*** Opening DATA FOR ANALYSIS ***

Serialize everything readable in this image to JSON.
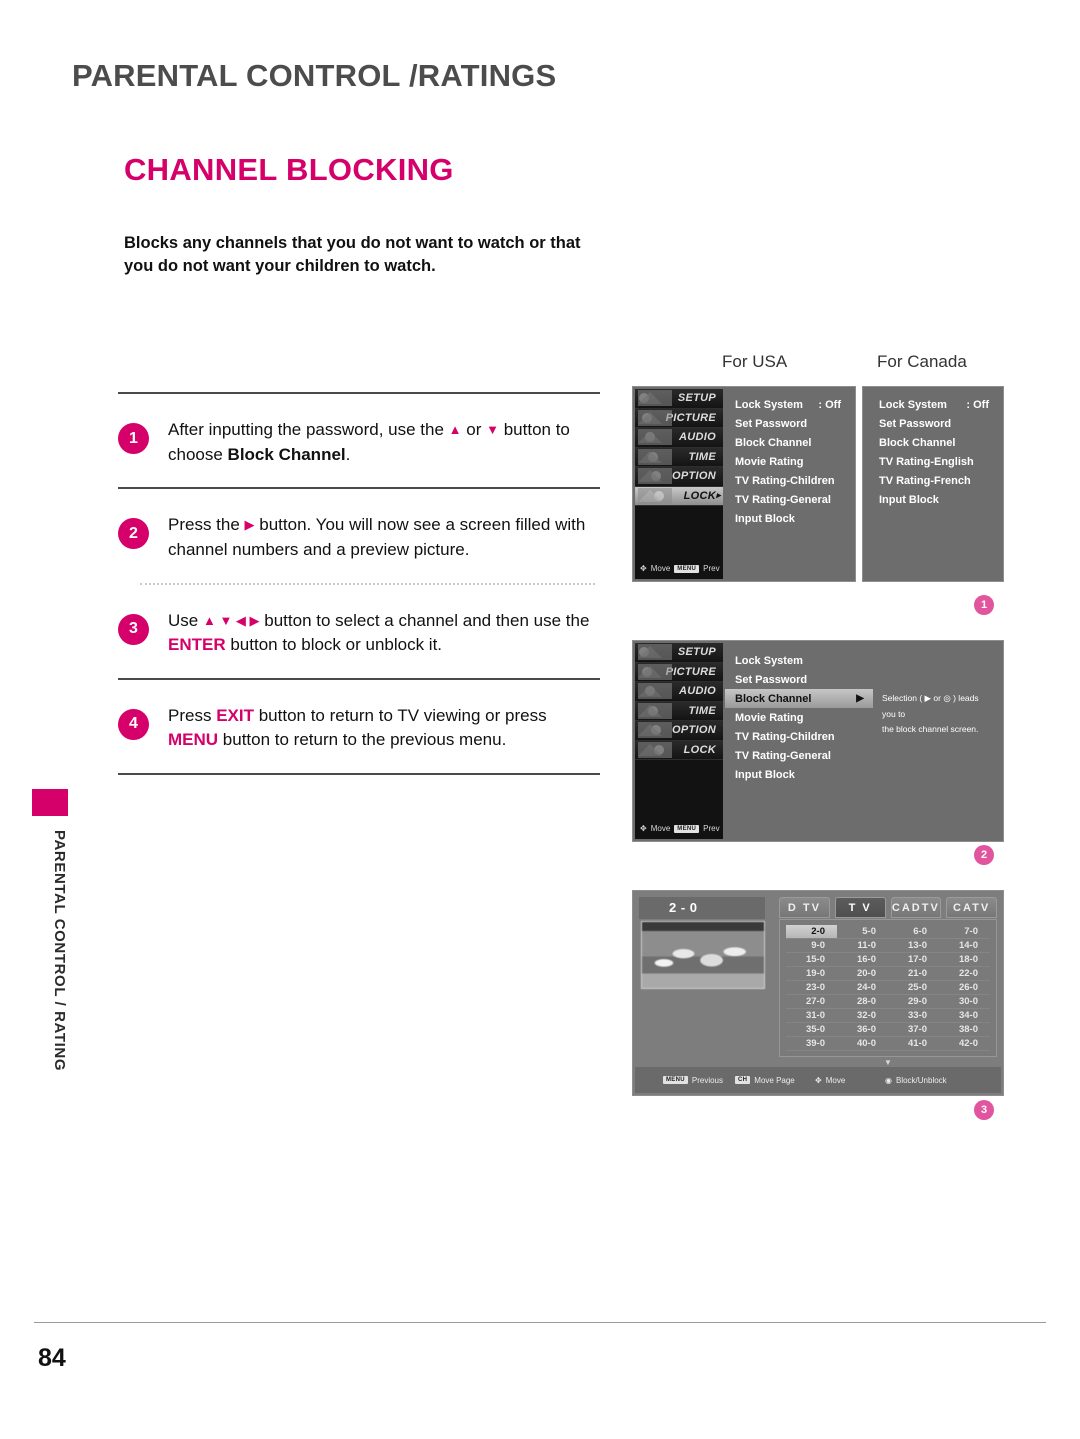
{
  "page": {
    "header_title": "PARENTAL CONTROL /RATINGS",
    "section_title": "CHANNEL BLOCKING",
    "intro": "Blocks any channels that you do not want to watch or that you do not want your children to watch.",
    "side_tab": "PARENTAL CONTROL / RATING",
    "page_number": "84",
    "accent_color": "#D6006B",
    "badge_color": "#E0559D"
  },
  "steps": [
    {
      "number": "1",
      "parts": [
        {
          "t": "After inputting the password, use the "
        },
        {
          "t": "▲",
          "style": "tri"
        },
        {
          "t": " or "
        },
        {
          "t": "▼",
          "style": "tri"
        },
        {
          "t": " button to choose "
        },
        {
          "t": "Block Channel",
          "style": "bold"
        },
        {
          "t": "."
        }
      ]
    },
    {
      "number": "2",
      "parts": [
        {
          "t": "Press the "
        },
        {
          "t": "▶",
          "style": "tri"
        },
        {
          "t": " button. You will now see a screen filled with channel numbers and a preview picture."
        }
      ]
    },
    {
      "number": "3",
      "parts": [
        {
          "t": "Use "
        },
        {
          "t": "▲ ▼ ◀ ▶",
          "style": "tri"
        },
        {
          "t": " button to select a channel and then use the "
        },
        {
          "t": "ENTER",
          "style": "kw"
        },
        {
          "t": " button to block or unblock it."
        }
      ]
    },
    {
      "number": "4",
      "parts": [
        {
          "t": "Press "
        },
        {
          "t": "EXIT",
          "style": "kw"
        },
        {
          "t": " button to return to TV viewing or press "
        },
        {
          "t": "MENU",
          "style": "kw"
        },
        {
          "t": " button to return to the previous menu."
        }
      ]
    }
  ],
  "figures": {
    "caption_usa": "For USA",
    "caption_canada": "For Canada",
    "marker_1": "1",
    "marker_2": "2",
    "marker_3": "3",
    "rail": {
      "items": [
        {
          "label": "SETUP",
          "selected": false
        },
        {
          "label": "PICTURE",
          "selected": false
        },
        {
          "label": "AUDIO",
          "selected": false
        },
        {
          "label": "TIME",
          "selected": false
        },
        {
          "label": "OPTION",
          "selected": false
        },
        {
          "label": "LOCK",
          "selected": true
        }
      ],
      "foot_move": "Move",
      "foot_menu_key": "MENU",
      "foot_prev": "Prev"
    },
    "rail2": {
      "items": [
        {
          "label": "SETUP",
          "selected": false
        },
        {
          "label": "PICTURE",
          "selected": false
        },
        {
          "label": "AUDIO",
          "selected": false
        },
        {
          "label": "TIME",
          "selected": false
        },
        {
          "label": "OPTION",
          "selected": false
        },
        {
          "label": "LOCK",
          "selected": false
        }
      ]
    },
    "usa_menu": [
      {
        "label": "Lock System",
        "value": ": Off"
      },
      {
        "label": "Set Password",
        "value": ""
      },
      {
        "label": "Block Channel",
        "value": ""
      },
      {
        "label": "Movie Rating",
        "value": ""
      },
      {
        "label": "TV Rating-Children",
        "value": ""
      },
      {
        "label": "TV Rating-General",
        "value": ""
      },
      {
        "label": "Input Block",
        "value": ""
      }
    ],
    "canada_menu": [
      {
        "label": "Lock System",
        "value": ": Off"
      },
      {
        "label": "Set Password",
        "value": ""
      },
      {
        "label": "Block Channel",
        "value": ""
      },
      {
        "label": "TV Rating-English",
        "value": ""
      },
      {
        "label": "TV Rating-French",
        "value": ""
      },
      {
        "label": "Input Block",
        "value": ""
      }
    ],
    "step2_menu": [
      {
        "label": "Lock System",
        "highlighted": false,
        "arrow": ""
      },
      {
        "label": "Set Password",
        "highlighted": false,
        "arrow": ""
      },
      {
        "label": "Block Channel",
        "highlighted": true,
        "arrow": "▶"
      },
      {
        "label": "Movie Rating",
        "highlighted": false,
        "arrow": ""
      },
      {
        "label": "TV Rating-Children",
        "highlighted": false,
        "arrow": ""
      },
      {
        "label": "TV Rating-General",
        "highlighted": false,
        "arrow": ""
      },
      {
        "label": "Input Block",
        "highlighted": false,
        "arrow": ""
      }
    ],
    "step2_help_line1": "Selection ( ▶ or ◎ ) leads you to",
    "step2_help_line2": "the block channel screen.",
    "channel_screen": {
      "preview_label": "2 - 0",
      "tabs": [
        {
          "label": "D TV",
          "selected": false
        },
        {
          "label": "T V",
          "selected": true
        },
        {
          "label": "CADTV",
          "selected": false
        },
        {
          "label": "CATV",
          "selected": false
        }
      ],
      "grid_rows": [
        [
          "2-0",
          "5-0",
          "6-0",
          "7-0"
        ],
        [
          "9-0",
          "11-0",
          "13-0",
          "14-0"
        ],
        [
          "15-0",
          "16-0",
          "17-0",
          "18-0"
        ],
        [
          "19-0",
          "20-0",
          "21-0",
          "22-0"
        ],
        [
          "23-0",
          "24-0",
          "25-0",
          "26-0"
        ],
        [
          "27-0",
          "28-0",
          "29-0",
          "30-0"
        ],
        [
          "31-0",
          "32-0",
          "33-0",
          "34-0"
        ],
        [
          "35-0",
          "36-0",
          "37-0",
          "38-0"
        ],
        [
          "39-0",
          "40-0",
          "41-0",
          "42-0"
        ]
      ],
      "selected_channel": "2-0",
      "more_indicator": "▼",
      "footer": [
        {
          "key": "MENU",
          "label": "Previous"
        },
        {
          "key": "CH",
          "label": "Move Page"
        },
        {
          "key": "✥",
          "label": "Move"
        },
        {
          "key": "◉",
          "label": "Block/Unblock"
        }
      ]
    }
  }
}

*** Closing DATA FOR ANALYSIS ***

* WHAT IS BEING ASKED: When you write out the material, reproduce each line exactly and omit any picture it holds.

* EXERCISE OUTPUT:
Serialize everything readable in this image to JSON.
{
  "page": {
    "header_title": "PARENTAL CONTROL /RATINGS",
    "section_title": "CHANNEL BLOCKING",
    "intro": "Blocks any channels that you do not want to watch or that you do not want your children to watch.",
    "side_tab": "PARENTAL CONTROL / RATING",
    "page_number": "84",
    "accent_color": "#D6006B",
    "badge_color": "#E0559D"
  },
  "steps": [
    {
      "number": "1",
      "parts": [
        {
          "t": "After inputting the password, use the "
        },
        {
          "t": "▲",
          "style": "tri"
        },
        {
          "t": " or "
        },
        {
          "t": "▼",
          "style": "tri"
        },
        {
          "t": " button to choose "
        },
        {
          "t": "Block Channel",
          "style": "bold"
        },
        {
          "t": "."
        }
      ]
    },
    {
      "number": "2",
      "parts": [
        {
          "t": "Press the "
        },
        {
          "t": "▶",
          "style": "tri"
        },
        {
          "t": " button. You will now see a screen filled with channel numbers and a preview picture."
        }
      ]
    },
    {
      "number": "3",
      "parts": [
        {
          "t": "Use "
        },
        {
          "t": "▲ ▼ ◀ ▶",
          "style": "tri"
        },
        {
          "t": " button to select a channel and then use the "
        },
        {
          "t": "ENTER",
          "style": "kw"
        },
        {
          "t": " button to block or unblock it."
        }
      ]
    },
    {
      "number": "4",
      "parts": [
        {
          "t": "Press "
        },
        {
          "t": "EXIT",
          "style": "kw"
        },
        {
          "t": " button to return to TV viewing or press "
        },
        {
          "t": "MENU",
          "style": "kw"
        },
        {
          "t": " button to return to the previous menu."
        }
      ]
    }
  ],
  "figures": {
    "caption_usa": "For USA",
    "caption_canada": "For Canada",
    "marker_1": "1",
    "marker_2": "2",
    "marker_3": "3",
    "rail": {
      "items": [
        {
          "label": "SETUP",
          "selected": false
        },
        {
          "label": "PICTURE",
          "selected": false
        },
        {
          "label": "AUDIO",
          "selected": false
        },
        {
          "label": "TIME",
          "selected": false
        },
        {
          "label": "OPTION",
          "selected": false
        },
        {
          "label": "LOCK",
          "selected": true
        }
      ],
      "foot_move": "Move",
      "foot_menu_key": "MENU",
      "foot_prev": "Prev"
    },
    "rail2": {
      "items": [
        {
          "label": "SETUP",
          "selected": false
        },
        {
          "label": "PICTURE",
          "selected": false
        },
        {
          "label": "AUDIO",
          "selected": false
        },
        {
          "label": "TIME",
          "selected": false
        },
        {
          "label": "OPTION",
          "selected": false
        },
        {
          "label": "LOCK",
          "selected": false
        }
      ]
    },
    "usa_menu": [
      {
        "label": "Lock System",
        "value": ": Off"
      },
      {
        "label": "Set Password",
        "value": ""
      },
      {
        "label": "Block Channel",
        "value": ""
      },
      {
        "label": "Movie Rating",
        "value": ""
      },
      {
        "label": "TV Rating-Children",
        "value": ""
      },
      {
        "label": "TV Rating-General",
        "value": ""
      },
      {
        "label": "Input Block",
        "value": ""
      }
    ],
    "canada_menu": [
      {
        "label": "Lock System",
        "value": ": Off"
      },
      {
        "label": "Set Password",
        "value": ""
      },
      {
        "label": "Block Channel",
        "value": ""
      },
      {
        "label": "TV Rating-English",
        "value": ""
      },
      {
        "label": "TV Rating-French",
        "value": ""
      },
      {
        "label": "Input Block",
        "value": ""
      }
    ],
    "step2_menu": [
      {
        "label": "Lock System",
        "highlighted": false,
        "arrow": ""
      },
      {
        "label": "Set Password",
        "highlighted": false,
        "arrow": ""
      },
      {
        "label": "Block Channel",
        "highlighted": true,
        "arrow": "▶"
      },
      {
        "label": "Movie Rating",
        "highlighted": false,
        "arrow": ""
      },
      {
        "label": "TV Rating-Children",
        "highlighted": false,
        "arrow": ""
      },
      {
        "label": "TV Rating-General",
        "highlighted": false,
        "arrow": ""
      },
      {
        "label": "Input Block",
        "highlighted": false,
        "arrow": ""
      }
    ],
    "step2_help_line1": "Selection ( ▶ or ◎ ) leads you to",
    "step2_help_line2": "the block channel screen.",
    "channel_screen": {
      "preview_label": "2 - 0",
      "tabs": [
        {
          "label": "D TV",
          "selected": false
        },
        {
          "label": "T V",
          "selected": true
        },
        {
          "label": "CADTV",
          "selected": false
        },
        {
          "label": "CATV",
          "selected": false
        }
      ],
      "grid_rows": [
        [
          "2-0",
          "5-0",
          "6-0",
          "7-0"
        ],
        [
          "9-0",
          "11-0",
          "13-0",
          "14-0"
        ],
        [
          "15-0",
          "16-0",
          "17-0",
          "18-0"
        ],
        [
          "19-0",
          "20-0",
          "21-0",
          "22-0"
        ],
        [
          "23-0",
          "24-0",
          "25-0",
          "26-0"
        ],
        [
          "27-0",
          "28-0",
          "29-0",
          "30-0"
        ],
        [
          "31-0",
          "32-0",
          "33-0",
          "34-0"
        ],
        [
          "35-0",
          "36-0",
          "37-0",
          "38-0"
        ],
        [
          "39-0",
          "40-0",
          "41-0",
          "42-0"
        ]
      ],
      "selected_channel": "2-0",
      "more_indicator": "▼",
      "footer": [
        {
          "key": "MENU",
          "label": "Previous"
        },
        {
          "key": "CH",
          "label": "Move Page"
        },
        {
          "key": "✥",
          "label": "Move"
        },
        {
          "key": "◉",
          "label": "Block/Unblock"
        }
      ]
    }
  }
}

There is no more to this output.